An inverted yield curve may not be a dreaded harbinger of doom for the bull market, according to Ryan Detrick, senior market strategist at LPL Research, who believes that stocks have awhile to go before worrying about unseemly yield curves or even a recession. An inverted yield curve, where long-term yields such as the 10-year Treasury yield drop below their shorter-term peers, symbolizes a lack of confidence in the economy. It has also emerged as a closely watched early warning signal for economic trouble, particularly in the wake of research from the San Francisco Federal Reserve that every U.S. recession in the past 60 years was preceded by an inverted yield curve.
The dollar was broadly higher on Wednesday, hitting a six-month high against the yen, after Federal Reserve Chairman Jerome Powell gave an upbeat outlook for the U.S. economy and reinforced views that the Fed was on track to steadily hike interest rates. In closely watched congressional testimony on Tuesday, Powell said he saw the United States on course for years more of steady growth, while largely discounting the risks associated with a trade war. "The dollar stands to gain further, particularly against the yen, with risk aversion in the equity markets petering out," said Junichi Ishikawa, senior FX strategist at IG Securities in Tokyo.
Asian stocks rose in Wednesday trade. Japan led gains seen in regional markets amid weakness in the yen. Fed Chairman Jerome Powell gave an upbeat assessment of the U.S. economy and indicated that it was "difficult" to forecast how trade disputes would impact the economy.
Investing.com – The tech-heavy Nasdaq closed at record highs Tuesday, led by a rebound in Netflix from its lows and a surge in Amazon, as the e-commerce giant's 'Prime Day' sales bonanza triggered a sharp uptick in sales.
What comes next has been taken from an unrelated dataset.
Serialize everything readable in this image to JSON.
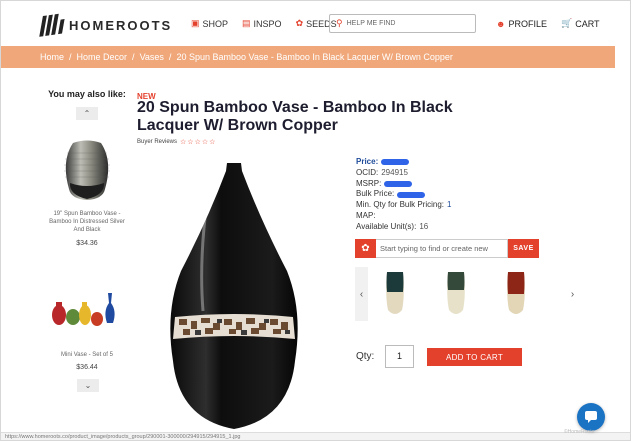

On a day stocks climbed following optimistic comments by the chairman of the Federal Reserve, Netflix reported disappointing subscriber additions, and Johnson & Johnson rose on strong pharmaceuticals sales.
Stocks notched another day of gains on Tuesday, on a day when there was little in the way of market-moving news. The Dow Jones Industrial Average gained 55.53 points, or 0.22%, to 25,119.89, while the S&P 500 is up 11.12 points, or 0.40%, to 2809.55 and the Nasdaq Composite added 49.40 points, or 0.63%, to 7855.12. Part of it may have been a "no news is good news," sort of mentality, as Federal Reserve Chief Jerome Powell's dry testimony before the Senate Banking Committee seemed to indicate that the Central Bank was committed to staying the course and markets largely shrugged off earnings reports on a relatively quiet day.
By Stephen Culp NEW YORK (Reuters) - Wall Street stocks rose on Tuesday, with the Dow Jones Industrial Average posting its fourth consecutive session of gains after Federal Reserve Chairman Jerome Powell ...
U.S. stocks close higher on Tuesday, extending a recent upswing after Federal Reserve Chairman Jerome Powell indicated the U.S. central bank wouldn’t move too quickly in changing monetary policy, and that it would be flexible in the face of changing conditions.
U.S. stocks rallied Tuesday as retailers, technology and household goods companies all made solid gains and helped the market shake off a weak start. Netflix slumped after investors were disappointed with the streaming video company's subscriber growth.
Yahoo Finance's Alexis Christoforous and Jared Blikre break down the latest market action after Johnson & Johnson reports second quarter adjusted earnings per share that beat Wall Street expectations.